Report how many lines of the entries below contain the word "zoom", and nothing more.
>>>>>
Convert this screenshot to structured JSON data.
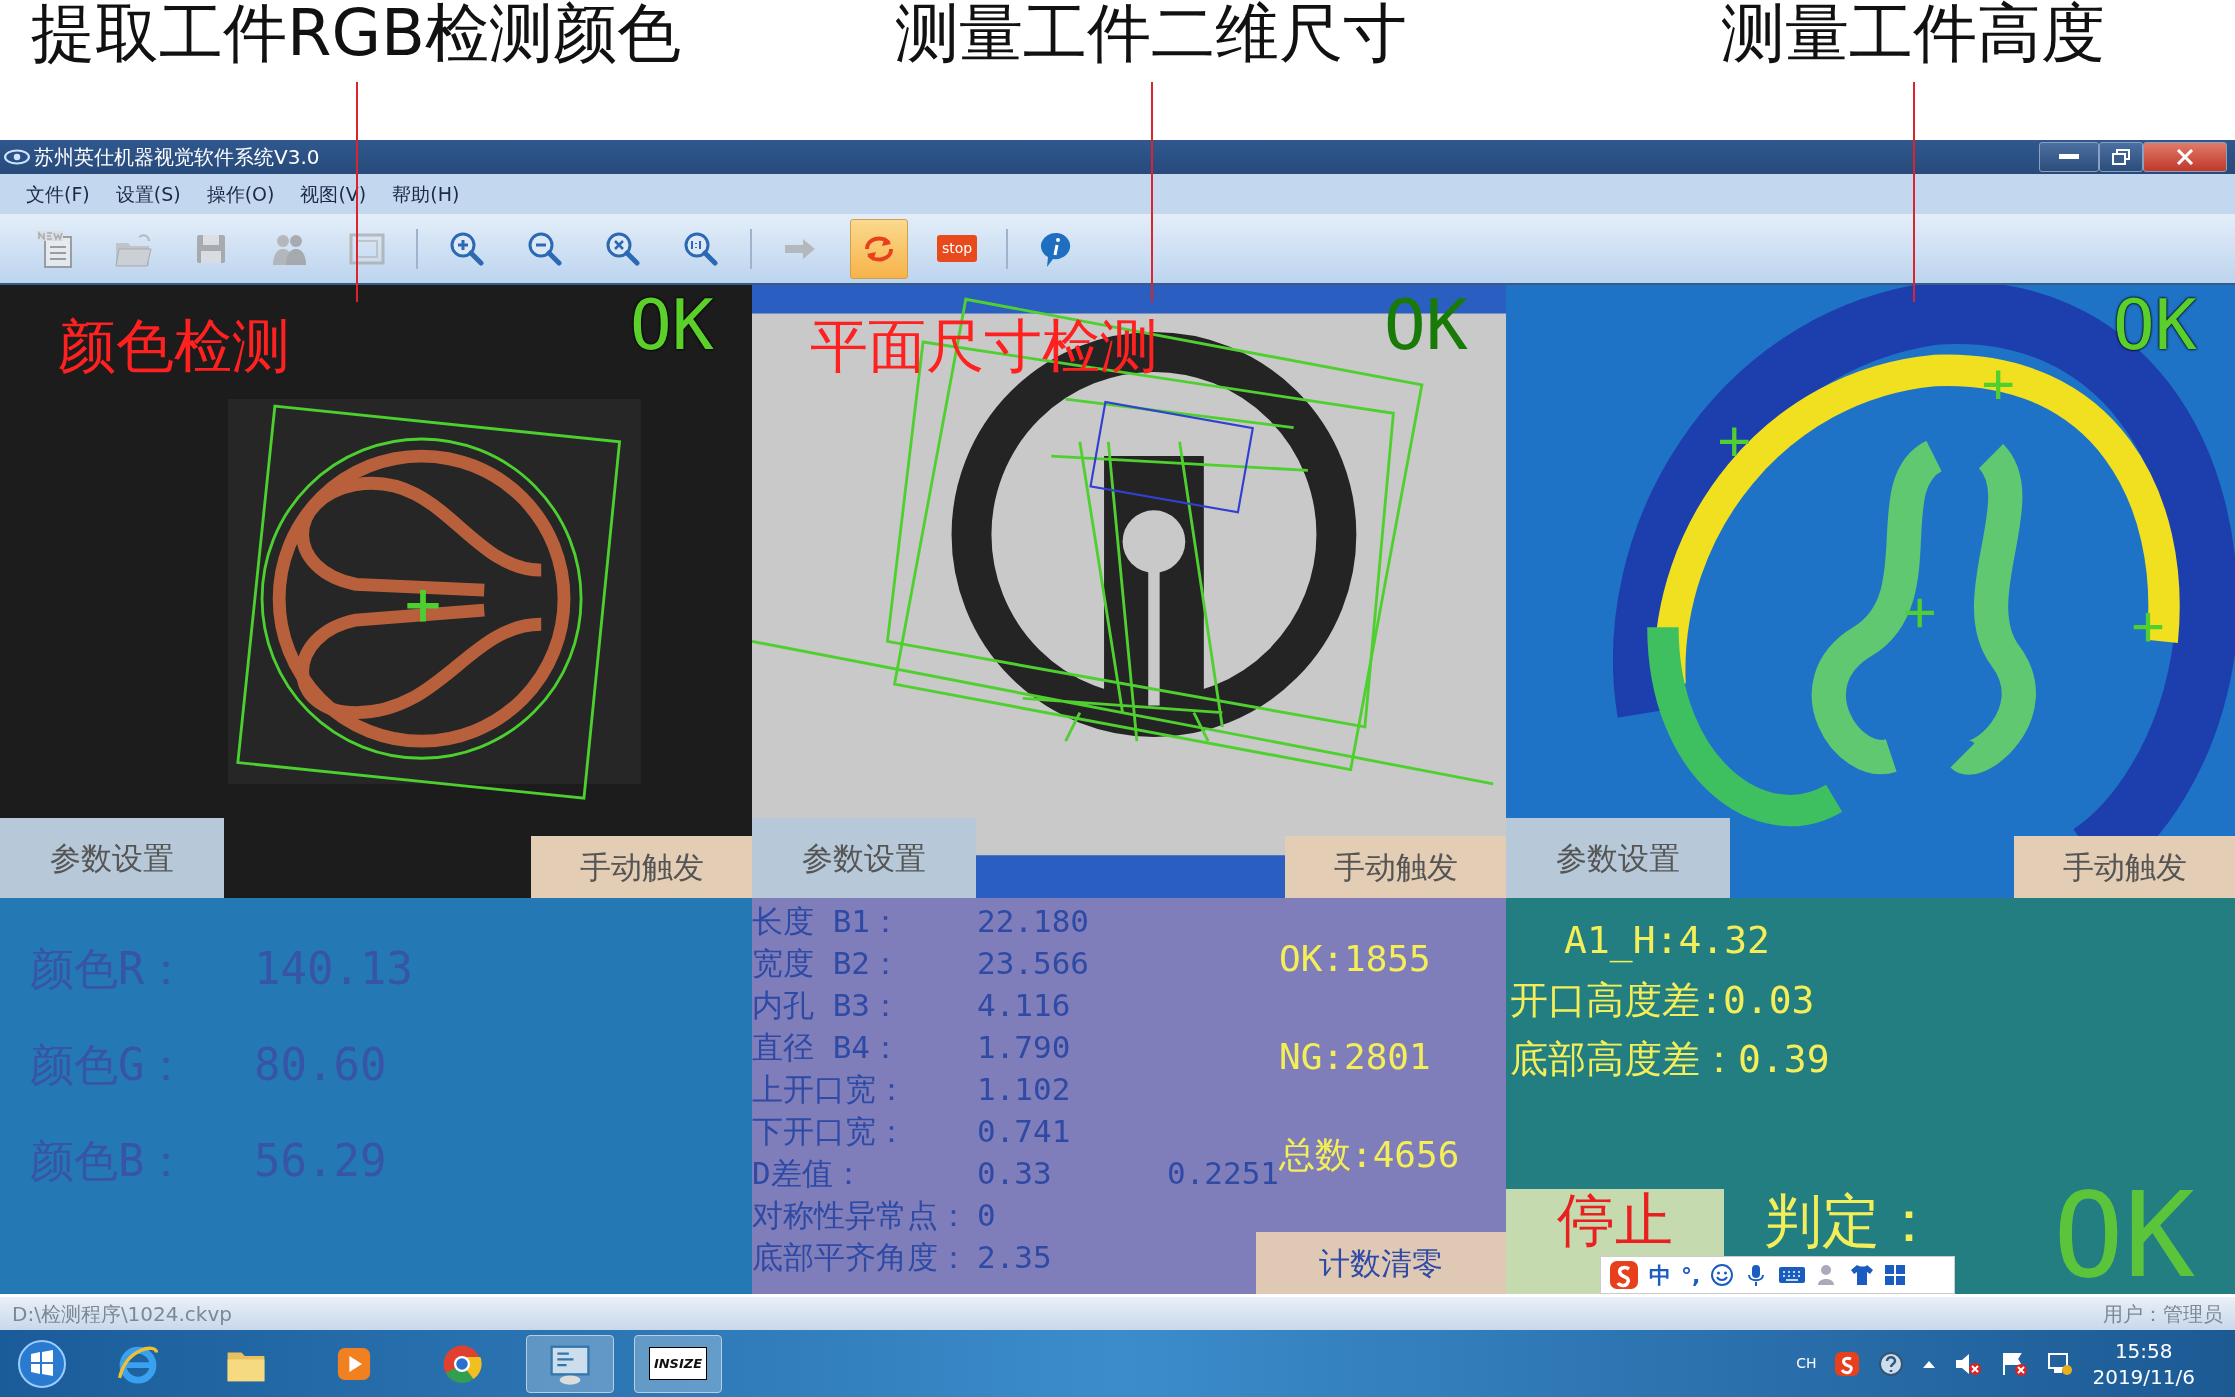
{
  "annotations": [
    {
      "text": "提取工件RGB检测颜色"
    },
    {
      "text": "测量工件二维尺寸"
    },
    {
      "text": "测量工件高度"
    }
  ],
  "window": {
    "title": "苏州英仕机器视觉软件系统V3.0"
  },
  "menu": [
    "文件(F)",
    "设置(S)",
    "操作(O)",
    "视图(V)",
    "帮助(H)"
  ],
  "toolbar": [
    {
      "kind": "new",
      "disabled": true
    },
    {
      "kind": "open",
      "disabled": true
    },
    {
      "kind": "save",
      "disabled": true
    },
    {
      "kind": "users",
      "disabled": true
    },
    {
      "kind": "frame",
      "disabled": true
    },
    {
      "kind": "separator"
    },
    {
      "kind": "zoom-in",
      "disabled": false
    },
    {
      "kind": "zoom-out",
      "disabled": false
    },
    {
      "kind": "zoom-fit",
      "disabled": false
    },
    {
      "kind": "zoom-actual",
      "disabled": false
    },
    {
      "kind": "separator"
    },
    {
      "kind": "arrow",
      "disabled": true
    },
    {
      "kind": "loop",
      "disabled": false,
      "selected": true
    },
    {
      "kind": "stop",
      "disabled": false,
      "label": "stop"
    },
    {
      "kind": "separator"
    },
    {
      "kind": "info",
      "disabled": false
    }
  ],
  "panels": [
    {
      "kind": "color",
      "title": "颜色检测",
      "status": "OK",
      "buttons": [
        "参数设置",
        "手动触发"
      ]
    },
    {
      "kind": "dimension",
      "title": "平面尺寸检测",
      "status": "OK",
      "buttons": [
        "参数设置",
        "手动触发"
      ]
    },
    {
      "kind": "height",
      "status": "OK",
      "buttons": [
        "参数设置",
        "手动触发"
      ]
    }
  ],
  "color_readout": [
    {
      "label": "颜色R：",
      "value": "140.13"
    },
    {
      "label": "颜色G：",
      "value": "80.60"
    },
    {
      "label": "颜色B：",
      "value": "56.29"
    }
  ],
  "dimension_readout": {
    "rows": [
      {
        "label": "长度 B1：",
        "value": "22.180"
      },
      {
        "label": "宽度 B2：",
        "value": "23.566"
      },
      {
        "label": "内孔 B3：",
        "value": "4.116"
      },
      {
        "label": "直径 B4：",
        "value": "1.790"
      },
      {
        "label": "上开口宽：",
        "value": "1.102"
      },
      {
        "label": "下开口宽：",
        "value": "0.741"
      },
      {
        "label": "D差值：",
        "value": "0.33",
        "extra": "0.2251"
      },
      {
        "label": "对称性异常点：",
        "value": "0"
      },
      {
        "label": "底部平齐角度：",
        "value": "2.35"
      }
    ],
    "counts": [
      "OK:1855",
      "NG:2801",
      "总数:4656"
    ],
    "reset_button": "计数清零"
  },
  "height_readout": {
    "lines": [
      "A1_H:4.32",
      "开口高度差:0.03",
      "底部高度差：0.39"
    ],
    "stop_button": "停止",
    "verdict_label": "判定：",
    "verdict": "OK"
  },
  "ime_bar": {
    "mode": "中",
    "punct": "°,"
  },
  "status_bar": {
    "path": "D:\\检测程序\\1024.ckvp",
    "user": "用户：管理员"
  },
  "taskbar": {
    "apps": [
      {
        "kind": "ie",
        "selected": false
      },
      {
        "kind": "folder",
        "selected": false
      },
      {
        "kind": "media",
        "selected": false
      },
      {
        "kind": "chrome",
        "selected": false
      },
      {
        "kind": "vision",
        "selected": true
      },
      {
        "kind": "insize",
        "selected": true,
        "label": "INSIZE"
      }
    ],
    "lang": "CH",
    "time": "15:58",
    "date": "2019/11/6"
  }
}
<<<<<
[EXPECTED OUTPUT] 4